What Paul saw in his visions of the omnipotent God united with humanity in the ascended Messiah and in the final victory of His people was so astounding that he needed a counterbalancing affliction to keep his pride in check. (2 Cor. 12:7) If you spend a few nights reading the book of Revelations, you’ll get some idea of what the apostles saw in the Spirit. It gave them a different perspective on their troubles. It gave them insight. Indeed, we are guaranteed this same level of insight in our single-minded pursuit of the kingdom of God: ‘If any of you lacks wisdom, he should ask God, who gives generously to all without finding fault, and it will be given to him.’ (James 1:5)

This unseen future for which we labour on earth, our Promised Land, is our steadfast hope when all earthly hopes are removed.
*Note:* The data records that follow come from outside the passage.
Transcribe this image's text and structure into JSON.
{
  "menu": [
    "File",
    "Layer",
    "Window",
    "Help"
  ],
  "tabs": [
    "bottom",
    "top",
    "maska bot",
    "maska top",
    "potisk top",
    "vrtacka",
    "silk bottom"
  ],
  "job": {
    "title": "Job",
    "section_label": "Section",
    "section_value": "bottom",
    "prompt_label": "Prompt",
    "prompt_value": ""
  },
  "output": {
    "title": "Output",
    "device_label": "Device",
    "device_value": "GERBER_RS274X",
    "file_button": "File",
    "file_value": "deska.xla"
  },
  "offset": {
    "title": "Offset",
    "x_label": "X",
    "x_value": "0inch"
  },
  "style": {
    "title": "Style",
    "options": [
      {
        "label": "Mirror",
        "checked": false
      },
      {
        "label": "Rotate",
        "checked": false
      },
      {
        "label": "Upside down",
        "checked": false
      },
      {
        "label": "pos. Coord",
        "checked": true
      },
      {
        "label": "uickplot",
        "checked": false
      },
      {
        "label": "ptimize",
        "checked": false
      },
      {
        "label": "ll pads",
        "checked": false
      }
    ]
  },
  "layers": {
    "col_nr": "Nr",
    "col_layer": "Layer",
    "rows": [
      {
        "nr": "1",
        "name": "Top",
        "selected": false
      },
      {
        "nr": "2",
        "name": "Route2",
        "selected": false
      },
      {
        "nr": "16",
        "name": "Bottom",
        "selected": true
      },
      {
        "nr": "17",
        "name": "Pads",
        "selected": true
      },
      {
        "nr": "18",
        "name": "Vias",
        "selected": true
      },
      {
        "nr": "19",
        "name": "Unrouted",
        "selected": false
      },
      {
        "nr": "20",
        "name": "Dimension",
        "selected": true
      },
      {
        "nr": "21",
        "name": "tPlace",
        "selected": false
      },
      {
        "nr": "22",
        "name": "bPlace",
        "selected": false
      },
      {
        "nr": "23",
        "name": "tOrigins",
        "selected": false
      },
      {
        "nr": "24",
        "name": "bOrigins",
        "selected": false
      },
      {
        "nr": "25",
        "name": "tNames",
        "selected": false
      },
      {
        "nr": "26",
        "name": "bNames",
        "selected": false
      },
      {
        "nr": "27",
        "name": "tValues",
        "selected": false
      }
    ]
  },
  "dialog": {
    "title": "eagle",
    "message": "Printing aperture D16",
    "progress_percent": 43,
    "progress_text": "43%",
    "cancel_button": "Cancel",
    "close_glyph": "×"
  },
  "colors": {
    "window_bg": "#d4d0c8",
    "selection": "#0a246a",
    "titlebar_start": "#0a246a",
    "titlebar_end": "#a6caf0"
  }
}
Without it, for all of the comforts of our daily lives, we are reminded that ‘if we have hope in this life alone, we are of all men most miserable.’ (1 Cor. 15:19).

‘For here we do not have an enduring city, but we are looking for the city that is to come’ (Heb. 13:14), ‘…a city with foundations, whose architect and builder is God.’ (Heb. 11:10).

Instead of a worldly empire of social equality, this city, the New Jerusalem is surely the eternal rest for which we toil in this world.